=== RECORDS ===
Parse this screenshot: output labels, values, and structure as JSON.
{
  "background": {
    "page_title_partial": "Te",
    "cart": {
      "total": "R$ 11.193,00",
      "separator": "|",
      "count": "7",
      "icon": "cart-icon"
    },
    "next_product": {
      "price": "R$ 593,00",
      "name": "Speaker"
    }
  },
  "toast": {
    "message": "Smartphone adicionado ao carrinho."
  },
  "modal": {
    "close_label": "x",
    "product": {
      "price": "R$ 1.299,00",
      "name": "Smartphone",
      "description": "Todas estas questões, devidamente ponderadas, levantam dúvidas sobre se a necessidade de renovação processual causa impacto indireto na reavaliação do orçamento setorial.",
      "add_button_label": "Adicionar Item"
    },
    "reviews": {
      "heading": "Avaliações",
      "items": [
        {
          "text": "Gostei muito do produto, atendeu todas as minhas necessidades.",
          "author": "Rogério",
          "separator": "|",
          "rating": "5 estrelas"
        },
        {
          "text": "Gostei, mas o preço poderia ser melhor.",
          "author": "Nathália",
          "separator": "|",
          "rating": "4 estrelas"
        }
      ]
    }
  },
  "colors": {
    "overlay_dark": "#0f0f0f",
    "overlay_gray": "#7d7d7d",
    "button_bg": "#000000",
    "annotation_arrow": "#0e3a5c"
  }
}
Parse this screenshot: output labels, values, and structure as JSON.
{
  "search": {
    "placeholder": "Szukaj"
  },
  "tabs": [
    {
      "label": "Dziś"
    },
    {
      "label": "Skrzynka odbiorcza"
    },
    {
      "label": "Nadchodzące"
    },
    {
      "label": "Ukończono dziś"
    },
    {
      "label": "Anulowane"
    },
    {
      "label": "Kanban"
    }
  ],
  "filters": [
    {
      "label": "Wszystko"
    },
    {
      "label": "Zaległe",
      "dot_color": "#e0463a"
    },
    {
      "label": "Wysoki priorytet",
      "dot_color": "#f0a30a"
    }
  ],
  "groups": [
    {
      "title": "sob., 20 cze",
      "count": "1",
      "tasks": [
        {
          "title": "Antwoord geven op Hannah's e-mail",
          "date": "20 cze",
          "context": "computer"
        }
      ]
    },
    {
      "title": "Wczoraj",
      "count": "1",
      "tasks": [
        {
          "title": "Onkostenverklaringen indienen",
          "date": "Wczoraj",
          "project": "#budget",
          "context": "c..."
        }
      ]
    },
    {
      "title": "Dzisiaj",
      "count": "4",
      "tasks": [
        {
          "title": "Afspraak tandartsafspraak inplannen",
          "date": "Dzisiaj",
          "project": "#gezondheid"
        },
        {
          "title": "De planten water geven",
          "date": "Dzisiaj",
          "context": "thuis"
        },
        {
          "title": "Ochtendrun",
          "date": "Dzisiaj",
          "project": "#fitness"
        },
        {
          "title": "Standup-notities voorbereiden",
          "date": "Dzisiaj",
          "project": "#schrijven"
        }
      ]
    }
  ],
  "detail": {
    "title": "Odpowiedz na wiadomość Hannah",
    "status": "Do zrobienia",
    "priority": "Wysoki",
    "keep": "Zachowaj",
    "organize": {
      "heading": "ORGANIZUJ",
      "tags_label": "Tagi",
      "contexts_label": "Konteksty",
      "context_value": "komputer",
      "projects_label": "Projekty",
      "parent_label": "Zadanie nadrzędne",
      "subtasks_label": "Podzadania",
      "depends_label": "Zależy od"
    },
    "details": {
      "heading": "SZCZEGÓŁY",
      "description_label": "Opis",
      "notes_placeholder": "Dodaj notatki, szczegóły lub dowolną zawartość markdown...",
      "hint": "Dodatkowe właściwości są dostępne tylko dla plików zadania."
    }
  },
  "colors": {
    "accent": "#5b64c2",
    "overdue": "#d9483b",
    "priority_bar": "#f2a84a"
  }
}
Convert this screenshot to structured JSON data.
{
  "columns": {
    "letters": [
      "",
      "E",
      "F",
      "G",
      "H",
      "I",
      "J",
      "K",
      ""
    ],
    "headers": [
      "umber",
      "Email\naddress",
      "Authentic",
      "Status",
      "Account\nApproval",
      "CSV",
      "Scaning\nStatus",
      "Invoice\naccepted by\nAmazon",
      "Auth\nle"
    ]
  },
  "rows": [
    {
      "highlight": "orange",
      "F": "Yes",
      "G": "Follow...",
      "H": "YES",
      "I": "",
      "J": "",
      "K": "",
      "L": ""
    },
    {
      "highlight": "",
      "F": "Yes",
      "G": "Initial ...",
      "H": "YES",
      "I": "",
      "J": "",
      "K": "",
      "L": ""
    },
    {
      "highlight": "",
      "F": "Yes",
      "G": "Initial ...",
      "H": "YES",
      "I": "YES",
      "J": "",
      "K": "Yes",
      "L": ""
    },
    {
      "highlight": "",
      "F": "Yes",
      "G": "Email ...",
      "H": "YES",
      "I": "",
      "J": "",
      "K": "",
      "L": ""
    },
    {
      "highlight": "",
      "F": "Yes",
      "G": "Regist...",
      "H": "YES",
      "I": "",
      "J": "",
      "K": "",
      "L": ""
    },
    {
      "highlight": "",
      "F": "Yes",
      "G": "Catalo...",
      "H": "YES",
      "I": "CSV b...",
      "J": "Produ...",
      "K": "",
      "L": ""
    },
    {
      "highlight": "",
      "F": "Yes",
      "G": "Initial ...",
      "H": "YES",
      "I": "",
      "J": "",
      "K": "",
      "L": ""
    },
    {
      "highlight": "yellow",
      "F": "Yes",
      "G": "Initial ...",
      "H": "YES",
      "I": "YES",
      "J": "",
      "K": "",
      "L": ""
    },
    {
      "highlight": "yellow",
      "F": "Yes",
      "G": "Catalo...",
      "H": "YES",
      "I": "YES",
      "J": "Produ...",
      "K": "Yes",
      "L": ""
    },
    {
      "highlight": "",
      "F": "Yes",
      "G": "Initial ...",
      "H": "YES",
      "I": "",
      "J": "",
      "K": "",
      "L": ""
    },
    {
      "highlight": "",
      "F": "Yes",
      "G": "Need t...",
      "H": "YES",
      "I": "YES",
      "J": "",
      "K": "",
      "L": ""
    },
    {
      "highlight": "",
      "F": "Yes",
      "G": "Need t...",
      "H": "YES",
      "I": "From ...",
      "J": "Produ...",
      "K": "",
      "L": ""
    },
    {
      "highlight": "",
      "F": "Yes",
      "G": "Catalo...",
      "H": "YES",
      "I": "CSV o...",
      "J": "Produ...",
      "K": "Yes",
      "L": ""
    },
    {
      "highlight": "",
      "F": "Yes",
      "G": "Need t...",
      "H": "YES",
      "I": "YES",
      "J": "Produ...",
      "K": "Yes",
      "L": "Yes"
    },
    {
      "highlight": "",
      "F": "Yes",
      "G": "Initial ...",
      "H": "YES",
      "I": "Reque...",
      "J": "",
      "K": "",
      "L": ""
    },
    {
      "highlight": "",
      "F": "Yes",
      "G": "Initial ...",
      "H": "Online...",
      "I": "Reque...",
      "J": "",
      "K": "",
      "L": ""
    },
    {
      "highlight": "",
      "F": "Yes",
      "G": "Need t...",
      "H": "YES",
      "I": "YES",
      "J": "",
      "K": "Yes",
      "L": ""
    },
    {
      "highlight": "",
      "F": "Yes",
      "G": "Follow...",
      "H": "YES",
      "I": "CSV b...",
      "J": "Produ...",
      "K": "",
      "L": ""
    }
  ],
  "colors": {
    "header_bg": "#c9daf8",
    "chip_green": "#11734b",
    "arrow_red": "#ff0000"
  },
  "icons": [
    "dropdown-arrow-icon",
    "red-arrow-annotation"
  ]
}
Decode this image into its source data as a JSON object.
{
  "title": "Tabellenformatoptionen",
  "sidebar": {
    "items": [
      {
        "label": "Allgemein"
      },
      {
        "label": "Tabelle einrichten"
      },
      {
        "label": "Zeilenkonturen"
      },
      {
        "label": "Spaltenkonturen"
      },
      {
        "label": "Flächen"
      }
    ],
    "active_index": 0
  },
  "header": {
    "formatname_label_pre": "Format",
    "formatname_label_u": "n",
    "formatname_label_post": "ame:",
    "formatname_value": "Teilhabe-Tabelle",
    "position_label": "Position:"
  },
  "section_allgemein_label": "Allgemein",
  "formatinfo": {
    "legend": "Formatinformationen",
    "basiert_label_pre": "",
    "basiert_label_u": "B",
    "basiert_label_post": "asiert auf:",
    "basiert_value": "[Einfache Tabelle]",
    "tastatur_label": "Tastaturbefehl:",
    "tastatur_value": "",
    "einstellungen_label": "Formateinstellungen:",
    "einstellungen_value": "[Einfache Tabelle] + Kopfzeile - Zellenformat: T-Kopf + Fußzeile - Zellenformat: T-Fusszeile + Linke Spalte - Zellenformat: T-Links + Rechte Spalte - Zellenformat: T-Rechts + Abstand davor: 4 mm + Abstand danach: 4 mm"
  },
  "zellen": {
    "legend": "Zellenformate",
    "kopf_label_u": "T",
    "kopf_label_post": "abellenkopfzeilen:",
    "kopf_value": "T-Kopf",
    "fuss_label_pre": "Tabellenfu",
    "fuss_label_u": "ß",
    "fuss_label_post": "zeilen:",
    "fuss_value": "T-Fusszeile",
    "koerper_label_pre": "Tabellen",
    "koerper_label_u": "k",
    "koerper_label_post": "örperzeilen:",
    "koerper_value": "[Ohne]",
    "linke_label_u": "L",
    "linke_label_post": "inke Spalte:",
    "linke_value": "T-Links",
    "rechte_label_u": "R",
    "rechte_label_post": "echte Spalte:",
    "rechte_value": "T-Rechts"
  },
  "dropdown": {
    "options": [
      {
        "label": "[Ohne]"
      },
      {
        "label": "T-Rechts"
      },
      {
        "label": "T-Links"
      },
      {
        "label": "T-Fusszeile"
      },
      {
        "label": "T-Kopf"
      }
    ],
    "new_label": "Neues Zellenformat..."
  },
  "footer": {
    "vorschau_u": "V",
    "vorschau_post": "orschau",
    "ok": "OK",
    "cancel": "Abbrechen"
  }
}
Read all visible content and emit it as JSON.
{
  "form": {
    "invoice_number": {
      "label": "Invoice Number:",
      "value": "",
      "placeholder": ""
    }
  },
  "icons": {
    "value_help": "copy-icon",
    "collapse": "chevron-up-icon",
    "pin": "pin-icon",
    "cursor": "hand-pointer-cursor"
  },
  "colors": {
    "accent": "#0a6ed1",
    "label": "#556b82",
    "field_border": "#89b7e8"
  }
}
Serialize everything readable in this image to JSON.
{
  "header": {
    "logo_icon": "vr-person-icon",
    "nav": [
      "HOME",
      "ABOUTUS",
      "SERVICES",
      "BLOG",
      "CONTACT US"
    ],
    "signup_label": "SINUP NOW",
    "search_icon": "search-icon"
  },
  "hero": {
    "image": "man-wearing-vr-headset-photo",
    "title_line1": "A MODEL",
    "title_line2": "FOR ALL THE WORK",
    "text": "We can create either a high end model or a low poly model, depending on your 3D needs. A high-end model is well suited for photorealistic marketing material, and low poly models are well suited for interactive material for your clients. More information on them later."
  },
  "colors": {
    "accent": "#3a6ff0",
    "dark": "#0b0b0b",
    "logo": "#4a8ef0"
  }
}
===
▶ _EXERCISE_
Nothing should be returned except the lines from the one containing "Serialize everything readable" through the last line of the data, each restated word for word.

▶ _WRITTEN ANSWER_
Serialize everything readable in this image to JSON.
{
  "header": {
    "logo_icon": "vr-person-icon",
    "nav": [
      "HOME",
      "ABOUTUS",
      "SERVICES",
      "BLOG",
      "CONTACT US"
    ],
    "signup_label": "SINUP NOW",
    "search_icon": "search-icon"
  },
  "hero": {
    "image": "man-wearing-vr-headset-photo",
    "title_line1": "A MODEL",
    "title_line2": "FOR ALL THE WORK",
    "text": "We can create either a high end model or a low poly model, depending on your 3D needs. A high-end model is well suited for photorealistic marketing material, and low poly models are well suited for interactive material for your clients. More information on them later."
  },
  "colors": {
    "accent": "#3a6ff0",
    "dark": "#0b0b0b",
    "logo": "#4a8ef0"
  }
}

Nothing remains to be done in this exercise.